[Note: Richard Baron is a photographer and essayist, with an emphasis on documenting arts and culture. He now lives in Albuquerque. The photo of Art is of course Richard's.]
Please read Richard’s profile of Art. It’s important reading if you’re interested in the soul of El Paso. Indeed, if you’re interested in the fronterizo spirit. And while you’re at it, read the entire selection of Richard’s profiles that are collected on Newspaper Tree. Richard’s idea was to capture the foundation of the El Paso arts and culture scene by profiling a number of its citizens, folks who may not receive a lot of publicity but whose presence really reflects the integrity of the fronterizo imagination. These profiles are important stuff, I promise you. I especially recommend the profile of Ed Patrycus.
Art moved to El Paso in the late 50s or early 60s—I was never sure when. But I do know that Art Lewis quotations litter my journals for the last ten or so years. He is an important part of my El Paso imagination, the way I’ve come to love this peculiar place that seems so much in the eye of the storm these days. In fact, after the 9/11 al-Qaeda attacks the U.S., I wrote a long poem trying to understand bin Laden and that whole chaos. Art Lewis served as a guide for me, a Virgil of sorts, playing his magical sax. Here’s a section from that poem, “The Soul of Osama bin Laden,” that’s in my book White Panties, Dead Friends and Other Bits & Pieces of Love:
Art Lewis walked in. Tall, lanky and very black. He was wearing a black suit and a black shirt and shiny black shoes and a very nice black porkpie hat. Art is growing old, but nobody ever asks him how old. Maybe that’s because he is a wise man. His wisdom is rooted in music. Every day of his life Art Lewis steps into the river of his life and prays into his jazz saxophone. His sacred horn blows away the stifling air of fundamentalism. Right and wrong, innocence and guilt are notes in the same piece of music. Improvisation as a devout way of life. It’s his spiritual practice.
Maggie brought Art Lewis a cup of green tea. Art, she said with a smile on her freckled face, you smell like marijuana, you better be careful. Art laughed, and gold glistened inside his mouth.
Art was wearing a long necklace of wide silver links and turquoise scattered here and there like stars. A cheap necklace really—not real silver, not real turquoise—but it was handsome hanging around Art’s black neck. Art, I asked, where did you get that handsome necklace?

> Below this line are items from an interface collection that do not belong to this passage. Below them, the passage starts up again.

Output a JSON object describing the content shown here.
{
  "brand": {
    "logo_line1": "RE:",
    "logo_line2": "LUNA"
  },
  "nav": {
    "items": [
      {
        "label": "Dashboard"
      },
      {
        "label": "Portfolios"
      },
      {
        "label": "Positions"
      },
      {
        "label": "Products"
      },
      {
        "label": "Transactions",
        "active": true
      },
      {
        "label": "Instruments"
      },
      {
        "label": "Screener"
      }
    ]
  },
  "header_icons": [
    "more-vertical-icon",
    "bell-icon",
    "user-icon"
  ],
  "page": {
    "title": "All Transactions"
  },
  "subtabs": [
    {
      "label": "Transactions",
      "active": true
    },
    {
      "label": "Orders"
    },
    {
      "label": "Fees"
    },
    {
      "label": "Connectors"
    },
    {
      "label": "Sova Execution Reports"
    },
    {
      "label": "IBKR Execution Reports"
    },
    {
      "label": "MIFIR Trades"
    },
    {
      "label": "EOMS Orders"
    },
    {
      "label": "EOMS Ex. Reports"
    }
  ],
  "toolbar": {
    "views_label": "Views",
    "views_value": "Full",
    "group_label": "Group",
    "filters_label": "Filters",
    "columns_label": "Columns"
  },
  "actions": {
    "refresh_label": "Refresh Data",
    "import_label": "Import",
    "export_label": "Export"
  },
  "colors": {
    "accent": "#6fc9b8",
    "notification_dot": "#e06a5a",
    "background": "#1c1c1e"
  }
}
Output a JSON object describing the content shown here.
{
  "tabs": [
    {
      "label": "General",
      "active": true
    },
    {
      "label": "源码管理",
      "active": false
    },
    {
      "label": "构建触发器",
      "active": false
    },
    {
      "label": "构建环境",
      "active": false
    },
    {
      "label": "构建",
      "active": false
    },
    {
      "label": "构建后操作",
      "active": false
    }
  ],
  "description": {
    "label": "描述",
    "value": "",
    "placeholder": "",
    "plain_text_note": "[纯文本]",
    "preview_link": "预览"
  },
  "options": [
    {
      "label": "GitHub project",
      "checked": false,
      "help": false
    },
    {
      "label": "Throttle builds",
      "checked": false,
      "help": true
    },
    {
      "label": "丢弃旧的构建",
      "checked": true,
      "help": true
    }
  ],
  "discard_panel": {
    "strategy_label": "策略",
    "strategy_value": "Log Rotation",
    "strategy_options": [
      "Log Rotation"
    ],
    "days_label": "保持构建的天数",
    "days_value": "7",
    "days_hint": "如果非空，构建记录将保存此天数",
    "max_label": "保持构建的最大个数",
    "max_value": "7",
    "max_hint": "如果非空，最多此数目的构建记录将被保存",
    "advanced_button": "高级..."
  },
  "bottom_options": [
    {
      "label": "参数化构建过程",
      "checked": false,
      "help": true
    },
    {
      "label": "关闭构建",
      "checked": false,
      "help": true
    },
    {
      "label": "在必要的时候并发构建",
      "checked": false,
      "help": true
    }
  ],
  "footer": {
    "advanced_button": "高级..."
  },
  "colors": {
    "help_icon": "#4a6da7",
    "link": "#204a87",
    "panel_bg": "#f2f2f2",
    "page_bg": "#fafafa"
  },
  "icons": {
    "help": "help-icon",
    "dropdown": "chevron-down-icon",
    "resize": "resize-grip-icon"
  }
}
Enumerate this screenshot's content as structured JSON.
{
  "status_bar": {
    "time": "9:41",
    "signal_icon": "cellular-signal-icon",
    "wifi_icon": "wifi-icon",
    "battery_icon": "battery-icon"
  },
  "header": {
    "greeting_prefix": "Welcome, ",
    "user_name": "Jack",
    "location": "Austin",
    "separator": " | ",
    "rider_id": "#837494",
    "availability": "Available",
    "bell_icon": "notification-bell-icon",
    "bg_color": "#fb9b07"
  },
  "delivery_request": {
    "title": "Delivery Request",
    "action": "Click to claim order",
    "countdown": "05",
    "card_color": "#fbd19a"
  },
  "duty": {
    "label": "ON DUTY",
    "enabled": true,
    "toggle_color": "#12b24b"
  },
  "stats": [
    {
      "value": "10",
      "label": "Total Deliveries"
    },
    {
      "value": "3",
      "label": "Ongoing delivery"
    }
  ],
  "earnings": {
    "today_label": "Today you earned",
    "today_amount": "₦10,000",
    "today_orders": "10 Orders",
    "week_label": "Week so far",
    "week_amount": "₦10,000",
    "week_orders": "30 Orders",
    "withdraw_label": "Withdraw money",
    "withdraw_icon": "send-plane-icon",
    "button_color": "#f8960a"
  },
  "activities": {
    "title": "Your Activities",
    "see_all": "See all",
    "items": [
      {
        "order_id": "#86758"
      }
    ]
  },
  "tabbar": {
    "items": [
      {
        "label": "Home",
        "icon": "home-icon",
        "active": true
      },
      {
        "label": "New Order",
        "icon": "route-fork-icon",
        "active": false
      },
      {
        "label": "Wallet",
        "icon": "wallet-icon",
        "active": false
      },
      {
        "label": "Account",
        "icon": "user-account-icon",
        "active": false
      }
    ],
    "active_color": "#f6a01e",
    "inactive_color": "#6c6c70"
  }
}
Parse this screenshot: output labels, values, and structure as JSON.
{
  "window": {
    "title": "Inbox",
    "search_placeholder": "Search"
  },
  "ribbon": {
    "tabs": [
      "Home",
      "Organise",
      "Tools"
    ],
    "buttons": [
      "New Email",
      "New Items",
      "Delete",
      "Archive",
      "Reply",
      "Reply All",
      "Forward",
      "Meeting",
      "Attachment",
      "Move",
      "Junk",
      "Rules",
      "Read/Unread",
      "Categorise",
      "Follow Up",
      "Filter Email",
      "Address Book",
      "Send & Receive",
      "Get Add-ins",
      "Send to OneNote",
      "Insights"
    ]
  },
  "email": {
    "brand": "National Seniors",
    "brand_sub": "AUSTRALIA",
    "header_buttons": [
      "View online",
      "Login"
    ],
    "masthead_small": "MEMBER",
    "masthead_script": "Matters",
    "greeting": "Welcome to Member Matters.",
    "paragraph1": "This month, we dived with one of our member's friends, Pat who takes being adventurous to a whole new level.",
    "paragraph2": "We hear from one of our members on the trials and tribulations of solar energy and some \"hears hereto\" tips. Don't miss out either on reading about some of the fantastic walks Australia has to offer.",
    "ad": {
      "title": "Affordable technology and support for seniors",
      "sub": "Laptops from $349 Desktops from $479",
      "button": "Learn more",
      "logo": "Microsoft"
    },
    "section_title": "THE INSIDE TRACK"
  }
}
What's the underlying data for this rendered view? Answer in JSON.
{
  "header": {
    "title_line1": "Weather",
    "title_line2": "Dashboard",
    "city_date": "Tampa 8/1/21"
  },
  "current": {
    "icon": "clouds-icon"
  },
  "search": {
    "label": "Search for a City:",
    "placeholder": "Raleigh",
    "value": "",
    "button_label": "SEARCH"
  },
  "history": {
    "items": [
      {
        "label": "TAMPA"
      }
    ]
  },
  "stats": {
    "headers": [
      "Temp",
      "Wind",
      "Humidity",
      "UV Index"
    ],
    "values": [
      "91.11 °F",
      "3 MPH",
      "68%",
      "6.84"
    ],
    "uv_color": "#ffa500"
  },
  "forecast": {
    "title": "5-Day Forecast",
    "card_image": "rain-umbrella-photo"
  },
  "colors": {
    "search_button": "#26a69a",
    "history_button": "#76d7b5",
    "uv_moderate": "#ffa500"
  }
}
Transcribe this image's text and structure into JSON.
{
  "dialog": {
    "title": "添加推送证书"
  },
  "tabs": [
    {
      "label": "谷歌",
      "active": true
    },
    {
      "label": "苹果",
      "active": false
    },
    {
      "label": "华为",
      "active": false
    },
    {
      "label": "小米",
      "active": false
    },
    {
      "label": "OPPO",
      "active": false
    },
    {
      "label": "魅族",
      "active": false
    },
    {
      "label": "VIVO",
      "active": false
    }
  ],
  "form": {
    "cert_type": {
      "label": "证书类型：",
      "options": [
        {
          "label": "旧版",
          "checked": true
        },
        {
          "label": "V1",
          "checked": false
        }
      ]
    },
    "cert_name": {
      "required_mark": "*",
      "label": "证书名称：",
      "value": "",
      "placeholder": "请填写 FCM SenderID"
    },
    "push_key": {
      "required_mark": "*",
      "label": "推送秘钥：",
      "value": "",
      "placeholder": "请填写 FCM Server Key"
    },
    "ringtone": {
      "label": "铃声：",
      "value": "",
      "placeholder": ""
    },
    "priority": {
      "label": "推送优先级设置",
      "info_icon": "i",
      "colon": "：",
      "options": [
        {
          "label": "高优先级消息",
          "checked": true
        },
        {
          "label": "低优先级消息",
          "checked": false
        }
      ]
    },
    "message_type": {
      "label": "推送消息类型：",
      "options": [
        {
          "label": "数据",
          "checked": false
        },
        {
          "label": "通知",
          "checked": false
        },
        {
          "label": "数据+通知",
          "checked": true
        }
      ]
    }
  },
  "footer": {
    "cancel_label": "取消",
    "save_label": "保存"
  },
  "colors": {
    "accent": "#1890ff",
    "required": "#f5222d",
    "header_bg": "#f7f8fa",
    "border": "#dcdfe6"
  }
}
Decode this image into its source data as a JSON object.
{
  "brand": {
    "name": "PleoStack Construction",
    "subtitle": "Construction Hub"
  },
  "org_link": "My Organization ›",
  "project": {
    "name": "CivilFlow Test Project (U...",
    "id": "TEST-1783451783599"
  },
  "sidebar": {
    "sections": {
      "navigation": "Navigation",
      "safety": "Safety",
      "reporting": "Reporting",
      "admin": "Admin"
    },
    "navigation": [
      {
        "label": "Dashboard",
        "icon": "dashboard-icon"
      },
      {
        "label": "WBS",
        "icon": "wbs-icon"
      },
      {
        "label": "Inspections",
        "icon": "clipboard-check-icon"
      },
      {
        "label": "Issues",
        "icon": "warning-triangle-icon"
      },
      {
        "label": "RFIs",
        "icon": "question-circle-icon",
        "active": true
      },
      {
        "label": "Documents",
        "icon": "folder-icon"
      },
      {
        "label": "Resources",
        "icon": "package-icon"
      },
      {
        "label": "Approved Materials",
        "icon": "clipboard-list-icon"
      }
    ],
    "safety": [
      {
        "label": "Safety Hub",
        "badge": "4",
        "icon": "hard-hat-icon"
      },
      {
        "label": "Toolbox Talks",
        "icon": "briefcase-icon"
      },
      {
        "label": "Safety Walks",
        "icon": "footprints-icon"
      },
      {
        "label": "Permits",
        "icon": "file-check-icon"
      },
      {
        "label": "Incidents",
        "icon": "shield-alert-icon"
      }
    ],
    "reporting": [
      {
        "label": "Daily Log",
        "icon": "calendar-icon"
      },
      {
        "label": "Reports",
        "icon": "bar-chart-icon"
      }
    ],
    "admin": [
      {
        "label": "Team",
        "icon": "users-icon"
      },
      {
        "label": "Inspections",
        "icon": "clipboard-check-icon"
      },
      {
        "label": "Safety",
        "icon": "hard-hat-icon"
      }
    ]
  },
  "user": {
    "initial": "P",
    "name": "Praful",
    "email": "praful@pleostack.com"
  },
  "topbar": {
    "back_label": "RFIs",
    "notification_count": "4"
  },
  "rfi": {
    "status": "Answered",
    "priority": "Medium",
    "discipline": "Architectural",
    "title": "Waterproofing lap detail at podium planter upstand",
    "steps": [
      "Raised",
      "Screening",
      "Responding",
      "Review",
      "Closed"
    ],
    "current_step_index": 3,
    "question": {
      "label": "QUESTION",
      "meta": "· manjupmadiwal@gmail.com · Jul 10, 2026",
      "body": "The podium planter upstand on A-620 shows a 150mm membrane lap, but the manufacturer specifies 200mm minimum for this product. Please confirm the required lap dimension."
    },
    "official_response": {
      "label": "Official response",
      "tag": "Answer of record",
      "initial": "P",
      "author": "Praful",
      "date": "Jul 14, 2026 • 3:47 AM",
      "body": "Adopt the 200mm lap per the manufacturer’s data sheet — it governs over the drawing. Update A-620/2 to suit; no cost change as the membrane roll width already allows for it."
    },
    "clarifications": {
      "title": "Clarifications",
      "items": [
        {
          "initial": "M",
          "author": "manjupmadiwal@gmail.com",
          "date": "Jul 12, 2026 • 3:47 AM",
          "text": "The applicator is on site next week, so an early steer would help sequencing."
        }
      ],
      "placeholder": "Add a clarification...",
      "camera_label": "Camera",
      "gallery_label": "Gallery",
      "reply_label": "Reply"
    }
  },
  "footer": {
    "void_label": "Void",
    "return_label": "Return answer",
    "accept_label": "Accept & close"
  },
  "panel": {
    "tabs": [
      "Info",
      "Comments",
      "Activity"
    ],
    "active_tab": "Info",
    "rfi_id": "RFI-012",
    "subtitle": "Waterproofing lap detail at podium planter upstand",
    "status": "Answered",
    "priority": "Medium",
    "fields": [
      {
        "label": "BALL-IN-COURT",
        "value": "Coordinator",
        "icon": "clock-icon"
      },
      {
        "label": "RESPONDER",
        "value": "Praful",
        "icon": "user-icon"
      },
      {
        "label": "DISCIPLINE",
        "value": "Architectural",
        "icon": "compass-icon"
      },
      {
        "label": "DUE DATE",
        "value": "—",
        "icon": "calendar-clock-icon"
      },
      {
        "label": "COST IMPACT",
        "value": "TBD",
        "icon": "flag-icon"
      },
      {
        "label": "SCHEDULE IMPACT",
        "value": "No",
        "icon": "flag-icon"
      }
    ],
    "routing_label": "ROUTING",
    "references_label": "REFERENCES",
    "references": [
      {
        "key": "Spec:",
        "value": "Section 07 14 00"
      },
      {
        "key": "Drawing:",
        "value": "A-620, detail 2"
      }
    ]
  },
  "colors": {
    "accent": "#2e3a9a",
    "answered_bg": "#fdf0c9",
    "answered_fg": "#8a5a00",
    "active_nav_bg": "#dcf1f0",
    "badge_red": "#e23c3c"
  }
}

Oh, he said, a wino in the alley outside the Cincinnati Street Bar gave it to me. The guy was an Indian from some place called Acoma. He wanted me to play him some blues. So I played him some alley blues, and he gave me the necklace.